Retinal age, a marker of biological aging, may identify patients at increased risk for end-stage kidney disease (ESKD), investigators suggest.
“The retina has long been considered as a window to the kidney, as common microvascular structures, physiological pathways and pathogenic pathways are shared between the two organs, inextricably linking them in many diseases,” Zhuoting Zhu, MD PhD, of the Centre for Eye Research Australia in Melbourne, and colleagues explained. Common risk factors for retinal and kidney diseases include smoking, diabetes, hypertension, and high cholesterol.
Using a deep learning prediction model, the investigators assessed future ESKD risk among 35,864 adults with retinal fundus images from the UK Biobank study. They calculated the retinal age gap for each individual, defined as the difference between the retinal age predicted by artificial intelligence and chronological age. The mean age of the cohort was 56.8 years, and 93.2% were White.
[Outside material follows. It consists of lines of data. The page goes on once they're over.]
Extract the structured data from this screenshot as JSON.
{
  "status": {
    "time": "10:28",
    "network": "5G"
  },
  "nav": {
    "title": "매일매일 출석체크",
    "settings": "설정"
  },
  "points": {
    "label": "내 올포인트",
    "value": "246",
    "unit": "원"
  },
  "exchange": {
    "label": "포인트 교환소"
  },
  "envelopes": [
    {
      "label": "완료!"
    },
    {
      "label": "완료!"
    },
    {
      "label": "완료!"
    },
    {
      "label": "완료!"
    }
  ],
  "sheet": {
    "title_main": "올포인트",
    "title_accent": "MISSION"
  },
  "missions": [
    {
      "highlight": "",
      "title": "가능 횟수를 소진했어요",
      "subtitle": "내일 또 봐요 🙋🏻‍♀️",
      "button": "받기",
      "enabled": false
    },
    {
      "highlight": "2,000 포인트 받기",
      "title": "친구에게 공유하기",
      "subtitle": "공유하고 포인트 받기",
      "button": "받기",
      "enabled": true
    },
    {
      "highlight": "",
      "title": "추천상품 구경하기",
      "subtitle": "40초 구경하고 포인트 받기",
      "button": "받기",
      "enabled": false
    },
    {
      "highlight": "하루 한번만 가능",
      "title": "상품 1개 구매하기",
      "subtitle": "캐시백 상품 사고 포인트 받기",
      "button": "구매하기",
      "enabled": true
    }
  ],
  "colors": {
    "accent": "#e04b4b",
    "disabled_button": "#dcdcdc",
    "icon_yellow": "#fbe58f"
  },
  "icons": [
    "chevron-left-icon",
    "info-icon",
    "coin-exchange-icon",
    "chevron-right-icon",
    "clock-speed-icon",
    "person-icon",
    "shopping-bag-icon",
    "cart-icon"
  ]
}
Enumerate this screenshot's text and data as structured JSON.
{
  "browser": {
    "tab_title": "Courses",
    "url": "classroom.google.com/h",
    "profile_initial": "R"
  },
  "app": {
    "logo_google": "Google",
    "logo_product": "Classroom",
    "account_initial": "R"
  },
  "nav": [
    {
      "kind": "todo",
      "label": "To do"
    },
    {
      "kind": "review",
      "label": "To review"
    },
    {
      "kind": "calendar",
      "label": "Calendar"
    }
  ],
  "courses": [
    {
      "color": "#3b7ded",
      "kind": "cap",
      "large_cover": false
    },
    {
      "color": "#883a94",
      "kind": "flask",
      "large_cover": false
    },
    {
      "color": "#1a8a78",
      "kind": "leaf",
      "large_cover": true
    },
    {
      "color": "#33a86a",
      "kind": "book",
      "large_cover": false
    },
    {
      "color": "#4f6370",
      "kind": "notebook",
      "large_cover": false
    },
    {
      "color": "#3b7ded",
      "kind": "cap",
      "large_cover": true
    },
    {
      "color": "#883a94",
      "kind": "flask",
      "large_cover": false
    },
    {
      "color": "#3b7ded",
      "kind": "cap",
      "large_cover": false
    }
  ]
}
After a median 11 years, 115 (0.32%) individuals were diagnosed with ESKD. Each 1-year increase in retinal age gap was independently associated with a 10% increase in ESKD risk, Dr Zhu and colleagues reported in the American Journal of Kidney Diseases. Patients with higher retinal age gaps in the fourth quartile had a significant 2.8-fold increased risk of developing ESKD compared with those in the first quartile.
“The non-invasive, fast and cost-effective features of retinal imaging enable the utility of retinal age gap as a screening and triage tool for ESKD, thus potentially improving the current low compliance rate to kidney disease screening,” Dr Zhu’s team concluded.
Zhang S, Chen R, Wang Y, et al. Association of retinal age gap and risk of kidney failure: A UK Biobank study. Am J Kidney Dis. Published online December 1, 2022. doi:10.1053/j.ajkd.2022.09.018